  8. It sounds delish, Mark!! How many carbs are in a serving of this bread?

  9. Thanks Aaron for the macros, etc. I’m keto, so half a slice. But that will be a treat!

    1. Don’t forget to slather that slice with good Irish butter!

  10. So, “organic pumpkin puree” means flesh for a real pumpkin that has been mashed? Or is it one of those ready-made products that only exist in the US?

    Thanks to any one who can help!
    Cheers,
    Lucía
    (in Spain)

    1. It’s both… Yes, it’s flesh from a pumpkin that you’ve cooked, or buy it already prepared in a can, but it’s still plain pumpkin.

  11. How many servings per loaf or how many grams/ounces per serving for the posted nutrient/calorie calculation?

  12. Hi there! Am currently in the process of making this recipe and am excited to try it! However, when I inputted the recipe into my tracking app, it came up with 2.2g of net carbs (per serving with 10 servings) so im just wondering how there could be such a disparity between what I found and what your recipe says… thanks!

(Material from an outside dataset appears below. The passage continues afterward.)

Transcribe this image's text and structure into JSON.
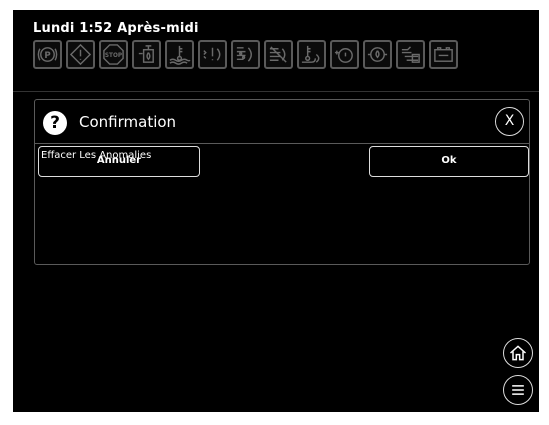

    1. CB, my team looked into your note, and your calculation is correct. Chron-O-Meter (what the team here uses) includes Swerve carbs in the net carb count, despite it being a sugar alcohol. Good catch.

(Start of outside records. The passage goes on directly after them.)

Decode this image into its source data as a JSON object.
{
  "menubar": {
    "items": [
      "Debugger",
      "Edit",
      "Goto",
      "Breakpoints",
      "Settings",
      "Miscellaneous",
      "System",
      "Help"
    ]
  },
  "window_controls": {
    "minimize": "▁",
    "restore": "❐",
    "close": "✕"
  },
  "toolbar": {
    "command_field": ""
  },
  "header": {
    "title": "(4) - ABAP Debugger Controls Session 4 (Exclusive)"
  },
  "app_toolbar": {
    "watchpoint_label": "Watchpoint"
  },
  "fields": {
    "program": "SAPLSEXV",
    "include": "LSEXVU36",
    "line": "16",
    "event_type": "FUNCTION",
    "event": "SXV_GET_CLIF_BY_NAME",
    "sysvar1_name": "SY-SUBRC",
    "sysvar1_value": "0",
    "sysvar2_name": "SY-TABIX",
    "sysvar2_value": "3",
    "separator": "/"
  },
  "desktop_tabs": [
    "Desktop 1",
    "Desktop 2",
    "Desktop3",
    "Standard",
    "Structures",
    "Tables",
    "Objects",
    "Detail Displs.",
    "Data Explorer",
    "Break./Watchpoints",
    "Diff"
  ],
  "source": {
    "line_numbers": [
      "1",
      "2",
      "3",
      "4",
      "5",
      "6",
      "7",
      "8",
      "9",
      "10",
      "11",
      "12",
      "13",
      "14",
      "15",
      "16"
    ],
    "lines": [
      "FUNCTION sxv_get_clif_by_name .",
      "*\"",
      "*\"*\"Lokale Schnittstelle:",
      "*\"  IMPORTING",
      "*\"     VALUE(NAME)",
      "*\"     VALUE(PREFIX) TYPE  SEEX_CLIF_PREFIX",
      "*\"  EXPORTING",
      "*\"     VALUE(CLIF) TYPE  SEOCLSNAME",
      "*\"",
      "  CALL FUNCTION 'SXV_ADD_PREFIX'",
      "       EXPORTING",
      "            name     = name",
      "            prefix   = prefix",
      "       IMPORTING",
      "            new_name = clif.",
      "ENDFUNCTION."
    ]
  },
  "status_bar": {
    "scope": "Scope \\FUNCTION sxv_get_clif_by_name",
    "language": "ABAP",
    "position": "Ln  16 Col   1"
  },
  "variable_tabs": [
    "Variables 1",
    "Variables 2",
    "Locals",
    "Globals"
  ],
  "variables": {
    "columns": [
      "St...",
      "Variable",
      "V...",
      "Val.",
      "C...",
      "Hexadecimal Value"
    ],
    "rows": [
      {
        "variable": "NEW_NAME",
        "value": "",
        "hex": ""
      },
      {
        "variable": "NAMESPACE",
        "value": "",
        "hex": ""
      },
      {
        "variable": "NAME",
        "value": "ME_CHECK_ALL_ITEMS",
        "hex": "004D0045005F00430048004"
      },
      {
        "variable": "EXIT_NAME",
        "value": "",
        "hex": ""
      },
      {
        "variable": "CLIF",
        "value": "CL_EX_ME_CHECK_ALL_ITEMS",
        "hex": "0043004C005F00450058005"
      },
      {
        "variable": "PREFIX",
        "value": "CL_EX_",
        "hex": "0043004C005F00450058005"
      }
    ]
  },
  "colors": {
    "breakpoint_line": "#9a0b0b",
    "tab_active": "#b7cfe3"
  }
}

  13. This looks really good.

    I would probably sub in sweet potato for the pumpkin and drop the artificial sweetener altogether.

  14. Thanks, for sharing this another low carb nutritional pumpkin recipe. Can I use pumpkin soup? It is beneficial for weight loss?

  15. Turned out great. I think I will try doubling the pumpkin, I think it could use more!

  16. I made 2 loaves of this, but used separate bowls for each loaf. At first glance, when I saw “aluminum free”, I grabbed my baking powder. As I added it to the bowl, o realized my error. So, I made one loaf with baking powder and one loaf with baking soda. The loaf with the baking powder seemed to bake a few minutes faster than the one with baking soda. Also, since I had both to sample at the same time, I noticed the loaf made with baking soda tasted slightly more salty, and the one made with baking powder tasted slightly sweeter. I’m have little chemistry knowledge, so I don’t understand the slight flavor difference. However, what I will do on my next loaf is try 1/2 teaspoon of baking powder, and 1/4 teaspoon of baking soda. It had a mild flavor, so I’m going to add half again as much of the spices. I toasted the bread in a small frying pan, since I think it is a bit fatty for my toaster. Is there such a thing as aluminum free baking soda, or should the recipe use aluminum free baking powder? Thanks.

  17. For getting healthy fiber this bread is a great choice. As a Nutritionist i can say this food is 100% healthy and nutritious.